■ **TRY IT**: Check each line of the material below for the string "content", then report how many lines have it, and nothing else.
------ DATA SECTION ------
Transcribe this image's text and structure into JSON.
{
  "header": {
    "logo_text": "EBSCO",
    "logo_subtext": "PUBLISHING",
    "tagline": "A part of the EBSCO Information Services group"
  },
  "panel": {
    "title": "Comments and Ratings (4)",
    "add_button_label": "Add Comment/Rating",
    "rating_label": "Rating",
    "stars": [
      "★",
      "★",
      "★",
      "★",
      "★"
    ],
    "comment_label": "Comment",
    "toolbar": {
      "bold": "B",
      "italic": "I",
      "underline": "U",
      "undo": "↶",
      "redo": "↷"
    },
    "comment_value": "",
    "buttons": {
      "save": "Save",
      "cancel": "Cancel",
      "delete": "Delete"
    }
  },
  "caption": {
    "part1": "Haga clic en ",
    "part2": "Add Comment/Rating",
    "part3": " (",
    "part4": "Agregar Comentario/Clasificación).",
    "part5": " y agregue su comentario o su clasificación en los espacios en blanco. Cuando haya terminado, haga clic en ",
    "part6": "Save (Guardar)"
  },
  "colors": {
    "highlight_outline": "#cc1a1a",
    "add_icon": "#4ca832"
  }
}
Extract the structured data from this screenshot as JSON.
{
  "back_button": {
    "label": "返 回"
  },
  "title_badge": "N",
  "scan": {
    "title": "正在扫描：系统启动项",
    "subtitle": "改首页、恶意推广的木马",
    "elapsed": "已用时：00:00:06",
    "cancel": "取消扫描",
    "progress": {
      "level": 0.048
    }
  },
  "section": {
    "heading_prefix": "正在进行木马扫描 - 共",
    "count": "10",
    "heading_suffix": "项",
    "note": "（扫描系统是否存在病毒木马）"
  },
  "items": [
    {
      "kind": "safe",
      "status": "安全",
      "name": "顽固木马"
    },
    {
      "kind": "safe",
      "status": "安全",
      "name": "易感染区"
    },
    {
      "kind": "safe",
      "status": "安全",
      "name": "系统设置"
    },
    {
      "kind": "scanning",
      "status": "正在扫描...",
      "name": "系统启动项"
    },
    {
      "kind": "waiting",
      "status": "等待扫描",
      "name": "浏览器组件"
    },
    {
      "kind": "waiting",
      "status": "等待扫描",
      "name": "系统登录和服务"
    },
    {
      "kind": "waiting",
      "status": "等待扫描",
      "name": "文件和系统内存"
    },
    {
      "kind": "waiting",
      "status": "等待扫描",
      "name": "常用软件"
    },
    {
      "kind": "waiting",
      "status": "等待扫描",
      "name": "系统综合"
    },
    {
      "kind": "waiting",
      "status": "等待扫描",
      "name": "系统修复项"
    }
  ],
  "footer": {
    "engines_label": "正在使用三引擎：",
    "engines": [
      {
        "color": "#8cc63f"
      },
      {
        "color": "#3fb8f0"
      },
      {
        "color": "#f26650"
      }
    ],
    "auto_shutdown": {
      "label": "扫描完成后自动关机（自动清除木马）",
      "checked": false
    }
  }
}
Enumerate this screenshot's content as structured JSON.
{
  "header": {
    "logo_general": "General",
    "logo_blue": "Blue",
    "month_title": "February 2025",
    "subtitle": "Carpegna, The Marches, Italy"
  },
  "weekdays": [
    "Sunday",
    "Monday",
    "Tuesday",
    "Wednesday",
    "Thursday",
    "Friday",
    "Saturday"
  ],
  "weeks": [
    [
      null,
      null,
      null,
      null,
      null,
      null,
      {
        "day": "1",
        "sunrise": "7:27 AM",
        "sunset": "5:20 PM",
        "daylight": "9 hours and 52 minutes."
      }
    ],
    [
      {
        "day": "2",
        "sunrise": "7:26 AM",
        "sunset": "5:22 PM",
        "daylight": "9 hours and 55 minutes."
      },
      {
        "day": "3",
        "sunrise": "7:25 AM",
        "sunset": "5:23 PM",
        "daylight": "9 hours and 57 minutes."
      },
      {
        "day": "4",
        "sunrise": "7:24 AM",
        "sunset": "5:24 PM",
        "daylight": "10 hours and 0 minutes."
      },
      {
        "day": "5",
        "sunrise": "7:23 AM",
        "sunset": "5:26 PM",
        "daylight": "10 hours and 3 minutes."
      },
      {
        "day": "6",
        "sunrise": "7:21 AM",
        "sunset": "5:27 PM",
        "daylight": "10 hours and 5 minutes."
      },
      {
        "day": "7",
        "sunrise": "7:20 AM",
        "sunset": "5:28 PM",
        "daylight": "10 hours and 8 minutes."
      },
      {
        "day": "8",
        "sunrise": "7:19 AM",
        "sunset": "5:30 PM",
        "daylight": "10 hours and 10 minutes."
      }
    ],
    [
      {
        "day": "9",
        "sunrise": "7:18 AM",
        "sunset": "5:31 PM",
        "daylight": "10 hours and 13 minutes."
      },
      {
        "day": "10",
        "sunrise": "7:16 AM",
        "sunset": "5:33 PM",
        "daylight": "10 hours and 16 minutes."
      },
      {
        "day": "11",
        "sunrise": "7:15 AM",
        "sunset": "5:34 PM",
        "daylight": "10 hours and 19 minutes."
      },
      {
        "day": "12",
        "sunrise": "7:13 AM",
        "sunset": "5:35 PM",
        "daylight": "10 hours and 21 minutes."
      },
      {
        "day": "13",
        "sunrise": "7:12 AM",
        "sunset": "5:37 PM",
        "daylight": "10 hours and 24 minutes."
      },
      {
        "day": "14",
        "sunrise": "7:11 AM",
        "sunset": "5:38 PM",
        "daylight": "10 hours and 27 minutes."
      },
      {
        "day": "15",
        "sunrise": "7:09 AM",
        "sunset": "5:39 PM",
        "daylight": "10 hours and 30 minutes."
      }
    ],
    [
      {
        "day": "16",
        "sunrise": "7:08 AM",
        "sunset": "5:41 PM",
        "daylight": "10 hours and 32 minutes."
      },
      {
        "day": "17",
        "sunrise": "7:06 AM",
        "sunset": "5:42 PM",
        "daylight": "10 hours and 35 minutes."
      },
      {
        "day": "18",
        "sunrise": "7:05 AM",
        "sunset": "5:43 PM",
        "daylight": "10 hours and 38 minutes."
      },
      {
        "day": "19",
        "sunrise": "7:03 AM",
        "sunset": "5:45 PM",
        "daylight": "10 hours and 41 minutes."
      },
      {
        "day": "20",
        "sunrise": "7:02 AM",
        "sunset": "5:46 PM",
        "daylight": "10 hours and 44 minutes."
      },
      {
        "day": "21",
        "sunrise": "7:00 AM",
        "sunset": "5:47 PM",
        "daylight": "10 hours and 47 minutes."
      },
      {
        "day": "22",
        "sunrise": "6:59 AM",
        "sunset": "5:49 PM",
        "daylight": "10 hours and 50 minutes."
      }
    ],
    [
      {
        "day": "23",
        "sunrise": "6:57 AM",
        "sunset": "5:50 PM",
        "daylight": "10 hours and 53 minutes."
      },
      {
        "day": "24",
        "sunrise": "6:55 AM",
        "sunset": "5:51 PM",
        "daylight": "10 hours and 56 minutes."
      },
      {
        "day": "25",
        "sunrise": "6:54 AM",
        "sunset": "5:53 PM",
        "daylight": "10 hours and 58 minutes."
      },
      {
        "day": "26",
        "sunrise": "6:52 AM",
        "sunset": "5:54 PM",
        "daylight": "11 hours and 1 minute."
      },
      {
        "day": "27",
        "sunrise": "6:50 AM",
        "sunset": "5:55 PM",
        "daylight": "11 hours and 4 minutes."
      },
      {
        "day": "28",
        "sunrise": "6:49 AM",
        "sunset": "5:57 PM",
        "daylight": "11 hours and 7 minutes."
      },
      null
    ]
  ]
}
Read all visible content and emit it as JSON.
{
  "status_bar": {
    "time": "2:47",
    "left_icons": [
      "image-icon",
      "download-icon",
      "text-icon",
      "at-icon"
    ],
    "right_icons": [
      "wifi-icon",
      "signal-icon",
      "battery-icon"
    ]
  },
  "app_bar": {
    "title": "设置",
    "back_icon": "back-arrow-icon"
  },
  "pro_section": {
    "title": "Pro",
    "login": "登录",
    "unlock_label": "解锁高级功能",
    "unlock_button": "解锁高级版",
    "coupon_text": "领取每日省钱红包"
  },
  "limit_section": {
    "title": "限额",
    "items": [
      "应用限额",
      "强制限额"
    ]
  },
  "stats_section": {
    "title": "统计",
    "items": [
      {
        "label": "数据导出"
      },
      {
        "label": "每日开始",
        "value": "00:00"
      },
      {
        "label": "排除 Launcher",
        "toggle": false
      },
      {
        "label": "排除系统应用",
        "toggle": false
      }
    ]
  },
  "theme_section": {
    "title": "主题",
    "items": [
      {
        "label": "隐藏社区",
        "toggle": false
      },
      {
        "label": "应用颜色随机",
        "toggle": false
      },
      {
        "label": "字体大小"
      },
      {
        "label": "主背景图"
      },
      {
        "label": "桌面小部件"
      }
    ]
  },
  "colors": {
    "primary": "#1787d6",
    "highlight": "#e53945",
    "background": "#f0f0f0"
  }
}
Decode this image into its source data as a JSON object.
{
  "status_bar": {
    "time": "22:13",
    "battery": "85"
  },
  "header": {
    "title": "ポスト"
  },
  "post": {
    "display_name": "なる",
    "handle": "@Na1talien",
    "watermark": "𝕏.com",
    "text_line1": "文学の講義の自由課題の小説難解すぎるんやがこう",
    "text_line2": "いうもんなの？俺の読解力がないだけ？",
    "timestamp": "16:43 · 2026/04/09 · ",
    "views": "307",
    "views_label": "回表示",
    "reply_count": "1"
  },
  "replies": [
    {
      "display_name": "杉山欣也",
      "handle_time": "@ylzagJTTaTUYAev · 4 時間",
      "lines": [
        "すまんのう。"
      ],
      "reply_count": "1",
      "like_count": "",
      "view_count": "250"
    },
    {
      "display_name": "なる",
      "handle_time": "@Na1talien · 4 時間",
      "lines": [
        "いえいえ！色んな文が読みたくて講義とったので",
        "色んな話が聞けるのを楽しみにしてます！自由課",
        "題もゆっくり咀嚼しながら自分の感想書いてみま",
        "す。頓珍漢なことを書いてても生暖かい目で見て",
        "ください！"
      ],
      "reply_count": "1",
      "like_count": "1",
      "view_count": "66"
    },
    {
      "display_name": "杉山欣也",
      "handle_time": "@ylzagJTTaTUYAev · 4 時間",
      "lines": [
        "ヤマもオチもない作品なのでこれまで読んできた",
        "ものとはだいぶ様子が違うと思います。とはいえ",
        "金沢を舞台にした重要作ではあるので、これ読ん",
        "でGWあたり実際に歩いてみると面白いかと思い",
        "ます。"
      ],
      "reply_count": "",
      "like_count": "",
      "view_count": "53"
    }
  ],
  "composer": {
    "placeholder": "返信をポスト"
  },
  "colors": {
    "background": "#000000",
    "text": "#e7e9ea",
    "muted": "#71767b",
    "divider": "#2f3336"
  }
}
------
■ **WRITTEN SOLUTION**: 2